Artist’s Biography

Haslin Ismail (b. 1984) from Johor graduated with a Bachelor of Fine Art (Honours) from Universiti Teknologi MARA (UiTM) in 2007. He has been creating and exhibiting his fantastical art pieces in various exhibitions since 2000. He was winner of the grand prize for In-Print: Contemporary British Art from the Paragon Press held at National Art Gallery in 2006. His first solo exhibition ‘Exorcismus Persona: Windows Into Fantasy Worlds of Haslin Ismail’ was at the RA Fine Arts Gallery in 2009. He was also the grand prize winner for the prestigious Young Contemporary Award (2010) at National Art Gallery with his entry of a complex and intricate paper/book art installation.He has also participated in group shows at National Art Gallery, Petronas Gallery, Taksu, Zinc, Valentine Willie Fine Art, Wei-Ling Gallery and the Annexe at Central Market.

Daniel Jaber

Daniel Jaber
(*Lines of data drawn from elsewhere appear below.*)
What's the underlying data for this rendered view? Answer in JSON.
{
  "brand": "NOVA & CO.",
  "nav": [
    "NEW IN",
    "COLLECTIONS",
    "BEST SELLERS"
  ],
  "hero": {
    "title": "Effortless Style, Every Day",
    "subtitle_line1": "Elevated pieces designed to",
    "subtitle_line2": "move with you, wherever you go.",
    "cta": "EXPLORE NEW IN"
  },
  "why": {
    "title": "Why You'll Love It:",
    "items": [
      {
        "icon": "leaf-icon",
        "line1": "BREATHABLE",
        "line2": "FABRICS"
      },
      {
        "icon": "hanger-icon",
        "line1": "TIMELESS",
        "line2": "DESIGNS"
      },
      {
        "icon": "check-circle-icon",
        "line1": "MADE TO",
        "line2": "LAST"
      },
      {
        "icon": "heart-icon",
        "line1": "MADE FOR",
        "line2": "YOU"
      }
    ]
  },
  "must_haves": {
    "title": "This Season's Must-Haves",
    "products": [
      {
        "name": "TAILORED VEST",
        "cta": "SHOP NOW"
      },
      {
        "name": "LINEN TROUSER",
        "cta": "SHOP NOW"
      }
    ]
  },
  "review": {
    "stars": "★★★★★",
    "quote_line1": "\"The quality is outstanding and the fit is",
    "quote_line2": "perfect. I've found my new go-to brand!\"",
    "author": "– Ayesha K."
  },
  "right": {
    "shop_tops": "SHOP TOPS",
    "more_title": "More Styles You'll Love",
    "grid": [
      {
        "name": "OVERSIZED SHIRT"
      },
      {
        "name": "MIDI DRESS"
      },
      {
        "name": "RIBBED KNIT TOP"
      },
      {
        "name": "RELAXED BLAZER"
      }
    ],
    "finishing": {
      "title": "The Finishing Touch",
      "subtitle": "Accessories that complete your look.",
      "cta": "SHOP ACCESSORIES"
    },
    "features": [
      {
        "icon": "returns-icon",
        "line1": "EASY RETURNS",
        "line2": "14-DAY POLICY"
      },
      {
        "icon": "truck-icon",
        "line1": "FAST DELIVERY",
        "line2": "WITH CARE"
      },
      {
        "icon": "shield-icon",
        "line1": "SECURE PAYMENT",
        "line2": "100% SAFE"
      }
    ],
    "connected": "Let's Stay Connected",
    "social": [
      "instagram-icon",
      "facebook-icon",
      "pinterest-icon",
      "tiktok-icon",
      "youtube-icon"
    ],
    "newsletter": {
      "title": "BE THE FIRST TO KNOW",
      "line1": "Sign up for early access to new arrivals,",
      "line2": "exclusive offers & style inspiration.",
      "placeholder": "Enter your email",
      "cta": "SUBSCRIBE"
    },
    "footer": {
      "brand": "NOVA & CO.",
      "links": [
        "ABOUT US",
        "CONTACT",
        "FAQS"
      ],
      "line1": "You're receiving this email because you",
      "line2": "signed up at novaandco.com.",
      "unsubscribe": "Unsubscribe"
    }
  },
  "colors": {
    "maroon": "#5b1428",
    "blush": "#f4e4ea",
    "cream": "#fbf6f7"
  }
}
danieljaberAustralian choreographer Daniel Jaber undertook an Asialink residency at Rimbun Dahan in 2010, with Australian dancers Jessie Mckinlay and Madeline Edwards. He created two works during the residency: WG-Spiel, with Jessie and Madeline, and Poetic Structure, with Malaysian dancers Lau Beh Chin, Hii Ing Fung, Stephanie Lim and Darius Lim Chee Wei. The works were presented at Fonteyn Studio Theatre in Petaling Jaya, from 19-20 November 2010.

wg-spiel

WG-Spiel (50 minutes)

WG Spiel delves into the lives and living habits of 3 housemates coexisting in close living quarters. Set to a vibrant and energetic electronic soundtrack, the work charges forth through images of domestic duties, working life, claustrophobia and relationships.

Performed by: Daniel Jaber, Jessie Mckinlay and Madeline Edwards.

poeticPoetic Structure (20 minutes)

Poetic structure redefines traditional choreography in the context of a modern world. Cyberspace, chartrooms and MSN form the communicative dialogues of the performers as they engage in wickedly abstract choreography created by CSS and HTML coding formulas. Commenting on communication, technology and digital engulfment in the 21st century – Poetic Structure is a sophisticatedly structured short dance work created by Daniel Jaber and featuring four outstanding Malaysian dancers.

Performed by: Beh Chin, Hii Ing Fung, Stephanie Lim and Darius Lim Chee Wei.

This program was made possible through an Asialink – performing arts residency and funded by The Government of South Australia through Arts SA, The Australia – Malaysia Institute, Carclew Youth Arts and Rimbun Dahan.

Liew Kwai Fei

Liew Kwai Fei

kwaifei_in_studioLiew Kwai Fei, “one of the most exciting new generation of abstract painters in Malaysia”, undertook a 3-month residency at Rimbun Dahan from July to September 2010.

Kwai Fei majored in Ink Painting at the Malaysia Art Institute. Since graduation, he has participated in a number of group exhibitions such as ‘3 Instalasi + 3@RAP’ A Preview of Installation Art and Drawings at Rumah Air Panas, Kuala Lumpur (2003), YOUQING – A Showcase of Ink Painting and Drawing at Rumah Air Panas, Kuala Lumpur (2004), and Al-kesah/Once Upon A Time in Malaysia at Map Art Space (2010). In 2003, Kwai Fei held his first solo exhibition titled ‘Fei’ at Rumah Air Panas, Kuala Lumpur which travelled to Le Bois Creation, Melaka. He also participated in the VASL International Artist Residency in Karachi, Pakistan in 2003.